After you submit your application to the Board, you have a responsibility to update the Board with any change in your criminal status; address; contact information; and any other information that the Board will deem relevant. It’s also very important to avoid arrests and convictions, even traffic infractions, while the application is under review.
The pardon process can take approximately 2-3 years from submitting the application to being reviewed by the Governor, but it’s worth it.
Fast Track Pardons
The Board of Pardons has established a fast track review process for non-violent marijuana convictions. These differ from the regular pardons because the Board is less focused on the conviction itself but rather how a pardon would improve one’s quality of life.
Fast track pardons can be especially important for people trying to get back into the workforce after suffering a job loss due to the COVID-19 pandemic. In addition, many people seeking new employment or experiencing a change in an employer’s policy may see the need for a fast track pardon. Check the Board of Pardons website for more information regarding the criminal convictions that are eligible for the Expedited Program and other circumstances where an individual would be ineligible to apply.

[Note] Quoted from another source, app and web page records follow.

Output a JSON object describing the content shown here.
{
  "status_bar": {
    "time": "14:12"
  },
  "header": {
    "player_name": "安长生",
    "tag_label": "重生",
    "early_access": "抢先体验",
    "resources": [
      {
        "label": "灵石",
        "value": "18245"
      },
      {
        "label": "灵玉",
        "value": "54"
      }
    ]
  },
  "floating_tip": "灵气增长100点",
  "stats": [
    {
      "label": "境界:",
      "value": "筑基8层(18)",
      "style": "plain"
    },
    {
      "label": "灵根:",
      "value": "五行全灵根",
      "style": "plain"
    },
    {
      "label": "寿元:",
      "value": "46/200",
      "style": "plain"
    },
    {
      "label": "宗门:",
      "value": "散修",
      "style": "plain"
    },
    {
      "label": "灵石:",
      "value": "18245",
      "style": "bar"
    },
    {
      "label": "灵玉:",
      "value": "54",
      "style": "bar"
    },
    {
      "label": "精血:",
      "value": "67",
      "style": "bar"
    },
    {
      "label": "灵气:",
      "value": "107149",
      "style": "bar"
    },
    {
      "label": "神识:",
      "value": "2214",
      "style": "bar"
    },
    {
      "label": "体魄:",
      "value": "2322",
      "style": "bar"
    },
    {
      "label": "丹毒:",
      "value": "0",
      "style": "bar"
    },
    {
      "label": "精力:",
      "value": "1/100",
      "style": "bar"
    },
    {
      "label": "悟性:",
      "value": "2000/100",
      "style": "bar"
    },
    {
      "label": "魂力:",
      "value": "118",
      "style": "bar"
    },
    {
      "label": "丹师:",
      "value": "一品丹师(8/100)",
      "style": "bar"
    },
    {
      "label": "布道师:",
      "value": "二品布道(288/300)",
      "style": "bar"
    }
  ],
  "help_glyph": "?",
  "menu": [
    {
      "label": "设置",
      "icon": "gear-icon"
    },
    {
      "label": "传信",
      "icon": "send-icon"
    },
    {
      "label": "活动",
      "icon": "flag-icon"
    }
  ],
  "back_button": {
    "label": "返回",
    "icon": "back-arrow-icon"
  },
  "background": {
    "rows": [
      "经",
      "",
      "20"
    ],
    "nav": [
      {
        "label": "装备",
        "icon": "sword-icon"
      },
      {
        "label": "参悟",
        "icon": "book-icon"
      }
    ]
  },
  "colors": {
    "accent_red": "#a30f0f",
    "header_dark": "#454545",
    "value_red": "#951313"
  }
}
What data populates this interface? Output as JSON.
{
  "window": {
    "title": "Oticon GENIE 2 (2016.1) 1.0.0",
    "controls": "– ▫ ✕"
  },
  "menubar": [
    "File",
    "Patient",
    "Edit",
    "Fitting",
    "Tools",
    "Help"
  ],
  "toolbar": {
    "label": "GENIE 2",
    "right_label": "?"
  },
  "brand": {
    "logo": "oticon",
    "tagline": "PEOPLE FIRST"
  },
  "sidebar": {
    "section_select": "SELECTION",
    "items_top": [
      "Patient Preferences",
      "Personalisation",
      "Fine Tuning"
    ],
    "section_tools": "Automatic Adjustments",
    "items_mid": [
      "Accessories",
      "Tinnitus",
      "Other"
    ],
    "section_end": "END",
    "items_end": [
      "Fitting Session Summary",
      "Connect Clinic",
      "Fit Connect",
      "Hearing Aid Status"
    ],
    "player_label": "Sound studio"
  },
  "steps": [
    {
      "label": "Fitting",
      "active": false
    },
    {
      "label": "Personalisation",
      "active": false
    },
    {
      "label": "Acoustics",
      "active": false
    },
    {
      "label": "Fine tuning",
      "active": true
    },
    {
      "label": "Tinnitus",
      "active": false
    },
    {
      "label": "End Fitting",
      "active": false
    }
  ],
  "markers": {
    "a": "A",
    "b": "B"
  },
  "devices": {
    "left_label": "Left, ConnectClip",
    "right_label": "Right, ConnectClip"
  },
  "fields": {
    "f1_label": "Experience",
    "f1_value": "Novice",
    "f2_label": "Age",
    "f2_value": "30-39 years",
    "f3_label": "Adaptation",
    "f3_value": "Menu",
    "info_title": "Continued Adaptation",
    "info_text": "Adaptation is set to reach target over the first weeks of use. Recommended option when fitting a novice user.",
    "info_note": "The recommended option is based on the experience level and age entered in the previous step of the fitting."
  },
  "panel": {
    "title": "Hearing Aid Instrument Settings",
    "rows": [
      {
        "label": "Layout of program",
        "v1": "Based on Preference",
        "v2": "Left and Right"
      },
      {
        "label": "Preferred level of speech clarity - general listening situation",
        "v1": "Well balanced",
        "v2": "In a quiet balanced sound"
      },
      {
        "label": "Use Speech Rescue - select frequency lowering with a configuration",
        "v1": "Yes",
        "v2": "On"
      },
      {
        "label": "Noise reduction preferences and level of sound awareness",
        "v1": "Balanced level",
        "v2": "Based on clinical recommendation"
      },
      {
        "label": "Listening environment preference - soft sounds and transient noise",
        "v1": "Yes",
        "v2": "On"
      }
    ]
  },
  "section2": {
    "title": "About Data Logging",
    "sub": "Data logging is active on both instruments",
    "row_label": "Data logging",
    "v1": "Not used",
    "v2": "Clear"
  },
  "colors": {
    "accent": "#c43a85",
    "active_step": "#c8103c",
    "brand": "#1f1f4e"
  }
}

The Board of Pardons
The Board is composed of 5 members: the Lieutenant Governor, the Attorney General, a Corrections Expert, a Psychiatrist, and a Victim Representative. Once the investigative process is completed, the Board of Pardons will review the applicant’s file for a hearing. The Board will grant a hearing if two (2) of the five Board members approve. If a hearing is granted, all of the relevant parties and agencies will be notified of the time and place of the hearing. Hearings are held in the Supreme Court Courtroom in Harrisburg, PA.
After the public hearing, the Board meets and votes on your application. A majority of the Board must vote in favor of your application. If a majority does not vote in favor, then the application is denied, and therefore, it is not sent to the Governor. The Governor, at his discretion, may approve or disapprove any favorable recommendation submitted by the Board. Once your conviction is pardoned by the Governor, you can seek to file an expungement in the county court where the conviction occurred.
Although, the percentages can change, the Board of Pardons is currently recommending 87% of all pardon applications it hears.
You can contact the Board of Pardons at 717-787-2596 or check their website at https://www.bop.pa.gov/ for more information.
Applying for a pardon is not difficult. You must be willing to complete the application and be patient. Pro bono projects are also being developed, with the assistance of Tobey Oxholm, Executive Director at Philadelphia Lawyers for Social Equity (PLSE), to help with the pardon process. Successful applications can eventually help you overcome barriers and lead to a more fulfilling life.
Know Your Rights Flyer (when applying for a job with a criminal record)